[Blinking frantically in Morse Code]
And the Flames are still right in the mix. And even the Jets and Canucks aren’t totally out of the running yet. Those three teams are all fighting for the two wild-card spots, and it’s very possible that the Kings and Blues could grab both of those. But there’s still a possibility that five Canadian teams could end up making it, and a non-zero chance it could even be six.
So yeah, nothing to see here. Next topic.
Stock falling: The Red Wings GM tree
It’s been a rough year for Ken Holland. While he still seems to be widely respected all around the league, he’s been taking heat in Detroit as the Red Wings falter. It’s becoming apparent that this is shaping up to be the year that The Streak ends and the Wings miss the playoffs. Even more concerning, there doesn’t seem to be much of a plan in place to get them back to the post-season in the near future.

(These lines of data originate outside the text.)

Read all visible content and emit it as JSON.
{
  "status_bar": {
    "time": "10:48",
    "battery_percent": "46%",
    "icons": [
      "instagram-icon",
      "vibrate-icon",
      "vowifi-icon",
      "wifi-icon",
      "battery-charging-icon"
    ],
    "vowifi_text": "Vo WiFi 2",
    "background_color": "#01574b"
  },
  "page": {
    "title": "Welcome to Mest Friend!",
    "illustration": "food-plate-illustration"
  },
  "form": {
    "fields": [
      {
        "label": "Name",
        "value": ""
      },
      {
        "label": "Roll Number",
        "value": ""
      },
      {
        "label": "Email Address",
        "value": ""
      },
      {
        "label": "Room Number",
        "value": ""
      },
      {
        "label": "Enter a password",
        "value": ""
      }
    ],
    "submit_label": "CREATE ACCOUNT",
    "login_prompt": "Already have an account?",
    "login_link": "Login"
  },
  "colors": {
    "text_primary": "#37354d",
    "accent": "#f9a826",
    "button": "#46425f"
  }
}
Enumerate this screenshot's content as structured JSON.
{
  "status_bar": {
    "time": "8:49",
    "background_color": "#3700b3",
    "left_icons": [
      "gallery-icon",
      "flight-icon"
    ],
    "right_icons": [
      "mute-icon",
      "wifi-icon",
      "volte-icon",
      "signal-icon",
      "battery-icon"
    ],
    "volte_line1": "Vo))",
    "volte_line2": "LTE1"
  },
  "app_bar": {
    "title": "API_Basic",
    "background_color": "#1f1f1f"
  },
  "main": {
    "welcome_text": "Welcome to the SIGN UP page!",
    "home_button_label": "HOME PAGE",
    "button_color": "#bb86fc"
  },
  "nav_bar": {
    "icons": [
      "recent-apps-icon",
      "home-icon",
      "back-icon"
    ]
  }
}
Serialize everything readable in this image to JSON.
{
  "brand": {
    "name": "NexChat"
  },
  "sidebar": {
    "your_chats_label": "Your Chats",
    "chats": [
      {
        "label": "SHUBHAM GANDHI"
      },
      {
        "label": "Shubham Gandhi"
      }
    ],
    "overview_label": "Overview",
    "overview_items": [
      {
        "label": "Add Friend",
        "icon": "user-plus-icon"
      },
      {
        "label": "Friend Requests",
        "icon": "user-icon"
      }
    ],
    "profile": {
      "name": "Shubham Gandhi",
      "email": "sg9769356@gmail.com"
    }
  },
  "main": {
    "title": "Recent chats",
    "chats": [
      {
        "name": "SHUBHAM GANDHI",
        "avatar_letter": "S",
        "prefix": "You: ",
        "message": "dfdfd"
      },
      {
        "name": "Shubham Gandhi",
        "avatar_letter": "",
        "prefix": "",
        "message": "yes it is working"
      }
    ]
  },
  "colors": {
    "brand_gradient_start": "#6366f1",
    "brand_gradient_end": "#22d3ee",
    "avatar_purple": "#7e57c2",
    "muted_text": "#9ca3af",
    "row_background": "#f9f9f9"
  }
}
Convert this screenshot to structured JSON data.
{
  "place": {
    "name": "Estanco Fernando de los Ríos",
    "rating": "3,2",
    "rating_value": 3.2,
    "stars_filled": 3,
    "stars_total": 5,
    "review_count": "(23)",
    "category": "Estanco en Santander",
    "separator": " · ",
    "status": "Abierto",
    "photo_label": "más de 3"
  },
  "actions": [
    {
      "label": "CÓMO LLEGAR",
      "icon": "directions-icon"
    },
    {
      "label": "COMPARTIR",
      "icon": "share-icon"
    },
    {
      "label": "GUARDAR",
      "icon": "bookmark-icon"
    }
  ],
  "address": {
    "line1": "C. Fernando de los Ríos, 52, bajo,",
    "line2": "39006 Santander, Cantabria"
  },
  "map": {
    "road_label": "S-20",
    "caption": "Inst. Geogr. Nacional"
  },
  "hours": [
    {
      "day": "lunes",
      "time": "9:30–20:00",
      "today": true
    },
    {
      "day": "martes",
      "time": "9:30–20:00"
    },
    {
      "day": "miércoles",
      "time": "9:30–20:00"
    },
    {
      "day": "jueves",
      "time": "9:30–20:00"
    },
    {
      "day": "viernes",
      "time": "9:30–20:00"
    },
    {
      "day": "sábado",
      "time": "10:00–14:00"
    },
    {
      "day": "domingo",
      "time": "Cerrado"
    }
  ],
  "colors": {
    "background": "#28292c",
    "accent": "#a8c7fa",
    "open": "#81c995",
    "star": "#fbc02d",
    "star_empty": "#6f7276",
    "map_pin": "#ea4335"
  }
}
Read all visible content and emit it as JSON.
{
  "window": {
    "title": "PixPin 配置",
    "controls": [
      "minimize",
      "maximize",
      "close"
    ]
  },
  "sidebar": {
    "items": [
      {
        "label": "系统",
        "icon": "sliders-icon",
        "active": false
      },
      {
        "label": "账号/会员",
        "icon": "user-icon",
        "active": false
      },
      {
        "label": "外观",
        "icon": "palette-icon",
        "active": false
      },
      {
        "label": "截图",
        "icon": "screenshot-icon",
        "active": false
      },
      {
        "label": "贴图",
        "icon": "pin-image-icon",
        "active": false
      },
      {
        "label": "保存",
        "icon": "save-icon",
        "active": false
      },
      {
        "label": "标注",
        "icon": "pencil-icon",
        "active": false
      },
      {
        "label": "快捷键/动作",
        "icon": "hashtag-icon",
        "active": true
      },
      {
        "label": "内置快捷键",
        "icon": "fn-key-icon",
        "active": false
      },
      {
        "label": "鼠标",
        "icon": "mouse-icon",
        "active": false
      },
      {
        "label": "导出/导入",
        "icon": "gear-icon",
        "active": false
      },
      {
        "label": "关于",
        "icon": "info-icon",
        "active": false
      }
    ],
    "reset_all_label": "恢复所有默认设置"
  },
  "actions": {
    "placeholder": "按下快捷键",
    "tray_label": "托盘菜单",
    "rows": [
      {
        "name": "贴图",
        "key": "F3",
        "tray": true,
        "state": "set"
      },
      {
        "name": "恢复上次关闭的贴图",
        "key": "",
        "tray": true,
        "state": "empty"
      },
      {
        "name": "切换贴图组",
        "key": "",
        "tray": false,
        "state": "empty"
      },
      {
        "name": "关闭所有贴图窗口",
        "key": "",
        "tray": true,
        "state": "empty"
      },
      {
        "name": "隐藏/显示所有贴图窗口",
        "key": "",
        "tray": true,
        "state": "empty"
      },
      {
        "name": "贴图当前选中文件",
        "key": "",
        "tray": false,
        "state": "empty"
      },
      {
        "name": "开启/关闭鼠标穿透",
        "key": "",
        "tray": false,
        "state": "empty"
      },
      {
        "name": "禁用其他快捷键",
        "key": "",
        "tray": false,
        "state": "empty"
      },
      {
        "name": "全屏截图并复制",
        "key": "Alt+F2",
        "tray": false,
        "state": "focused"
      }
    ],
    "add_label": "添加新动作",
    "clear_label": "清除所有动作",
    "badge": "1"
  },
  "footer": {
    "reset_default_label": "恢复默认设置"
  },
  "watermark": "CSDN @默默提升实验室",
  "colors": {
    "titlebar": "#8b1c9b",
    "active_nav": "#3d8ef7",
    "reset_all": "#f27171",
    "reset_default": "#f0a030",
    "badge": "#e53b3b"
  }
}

Granted, that’s not all on Holland. He didn’t know that Pavel Datsyuk was going to bolt, and it’s not his fault that Jimmy Howard got hurt in the middle of a comeback season. But he does own responsibility for the team’s rotten cap situation, spotty free-agency record and middling prospect pipeline. After nearly two decades as Red Wings GM, Holland went into the season facing questions about job security for the first time.
That’s re-opened an old wound for some Detroit fans, who’ve seen the franchise part ways with a pair of bright young minds in recent years. Both Jim Nill and Steve Yzerman did their front-office apprenticeships under Holland; both went on to be hired as GMs elsewhere when it became clear the Detroit job wasn’t going to open up; both have had plenty of success ever since. Yzerman rebuilt the Lightning into Cup finalists and has won five playoff rounds in the last two years, while Nill’s Stars were the West’s top seed last year. Either could have been the next Red Wings GM, but it didn’t happen, at least partly because Holland didn’t want it to.
So if you’re a Wings fan, that might still bother you. But this year, Nill and Yzerman aren’t doing any better than Holland. The Lightning and Stars went into the season among the Stanley Cup favourites, but both have crashed and burned. And neither GM has exactly had a stellar year – Yzerman still hasn’t found a home for Ben Bishop, while Nill hasn’t managed to upgrade his goaltending. (That still seems like it could be a two-birds-with-one-stone situation, but who are we to say.)
A year or two ago, the three-headed Wings GM tree would have been considered the best in the league. These days, not so much. Life comes at you fast.